Problem statement =>
For each line in the data below that has the word "рекламы", copy that line.

Exercise inputs =>
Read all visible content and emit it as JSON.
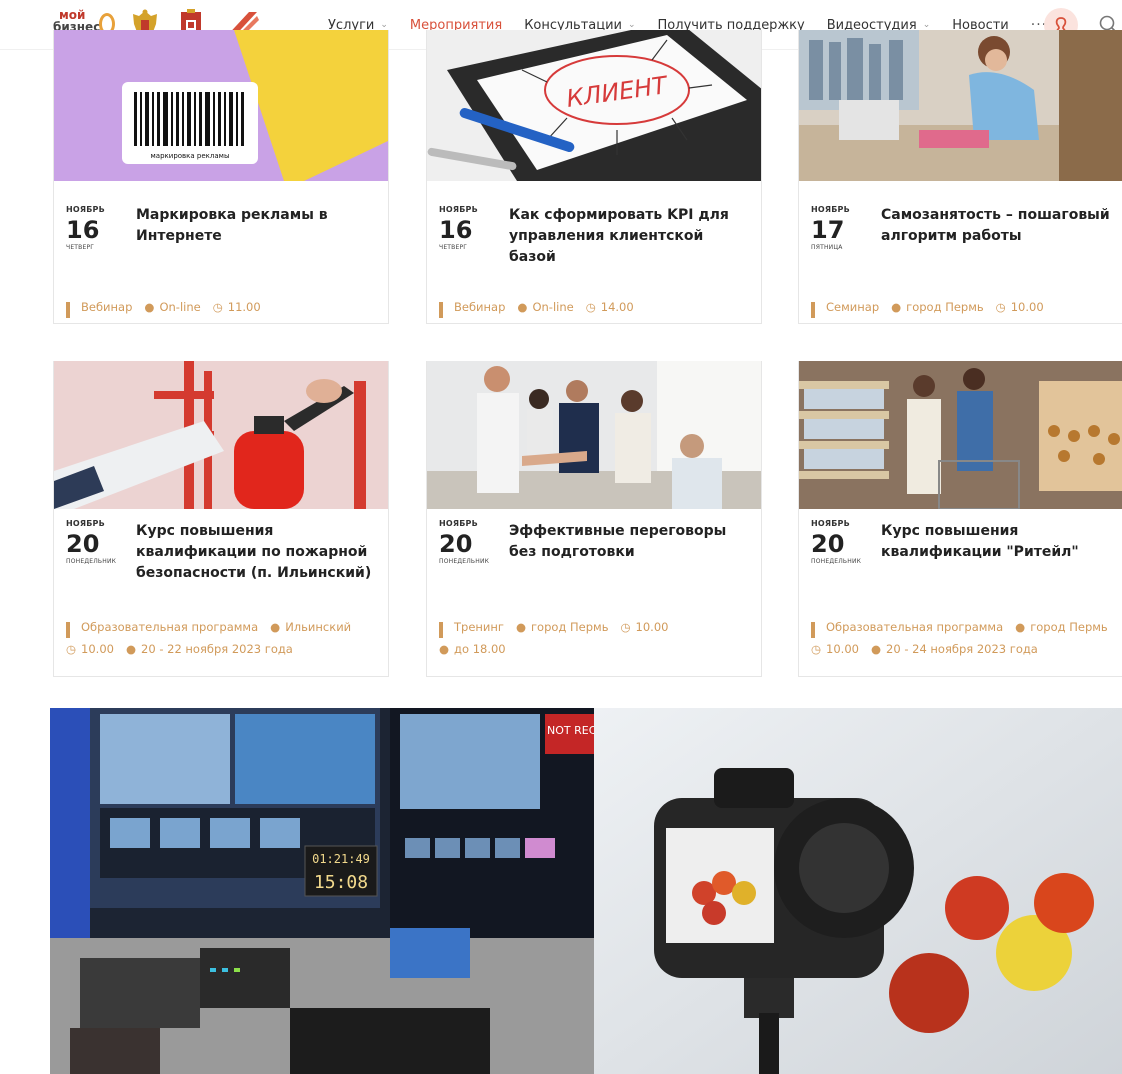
{
  "header": {
    "logo_line1": "мой",
    "logo_line2": "бизнес",
    "nav": [
      {
        "label": "Услуги",
        "dropdown": true,
        "active": false
      },
      {
        "label": "Мероприятия",
        "dropdown": false,
        "active": true
      },
      {
        "label": "Консультации",
        "dropdown": true,
        "active": false
      },
      {
        "label": "Получить поддержку",
        "dropdown": false,
        "active": false
      },
      {
        "label": "Видеостудия",
        "dropdown": true,
        "active": false
      },
      {
        "label": "Новости",
        "dropdown": false,
        "active": false
      }
    ],
    "more": "···"
  },
  "colors": {
    "accent": "#d8513b",
    "meta": "#d19a5a",
    "card_border": "#e6e6e6"
  },
  "events": [
    {
      "month": "НОЯБРЬ",
      "day": "16",
      "weekday": "ЧЕТВЕРГ",
      "title": "Маркировка рекламы в Интернете",
      "type": "Вебинар",
      "place": "On-line",
      "time": "11.00",
      "extra": "",
      "image": "barcode-illustration"
    },
    {
      "month": "НОЯБРЬ",
      "day": "16",
      "weekday": "ЧЕТВЕРГ",
      "title": "Как сформировать KPI для управления клиентской базой",
      "type": "Вебинар",
      "place": "On-line",
      "time": "14.00",
      "extra": "",
      "image": "tablet-client"
    },
    {
      "month": "НОЯБРЬ",
      "day": "17",
      "weekday": "ПЯТНИЦА",
      "title": "Самозанятость – пошаговый алгоритм работы",
      "type": "Семинар",
      "place": "город Пермь",
      "time": "10.00",
      "extra": "",
      "image": "tailor-workshop"
    },
    {
      "month": "НОЯБРЬ",
      "day": "20",
      "weekday": "ПОНЕДЕЛЬНИК",
      "title": "Курс повышения квалификации по пожарной безопасности (п. Ильинский)",
      "type": "Образовательная программа",
      "place": "Ильинский",
      "time": "10.00",
      "extra": "20 - 22 ноября 2023 года",
      "image": "fire-extinguisher"
    },
    {
      "month": "НОЯБРЬ",
      "day": "20",
      "weekday": "ПОНЕДЕЛЬНИК",
      "title": "Эффективные переговоры без подготовки",
      "type": "Тренинг",
      "place": "город Пермь",
      "time": "10.00",
      "extra": "до 18.00",
      "image": "business-handshake"
    },
    {
      "month": "НОЯБРЬ",
      "day": "20",
      "weekday": "ПОНЕДЕЛЬНИК",
      "title": "Курс повышения квалификации \"Ритейл\"",
      "type": "Образовательная программа",
      "place": "город Пермь",
      "time": "10.00",
      "extra": "20 - 24 ноября 2023 года",
      "image": "supermarket"
    }
  ],
  "studio": {
    "clock_top": "01:21:49",
    "clock_bottom": "15:08",
    "monitor_text": "NOT REC"
  },
  "tablet_word": "КЛИЕНТ",
  "barcode_caption": "маркировка рекламы"
}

Answer space =>
      "title": "Маркировка рекламы в Интернете",
  "barcode_caption": "маркировка рекламы"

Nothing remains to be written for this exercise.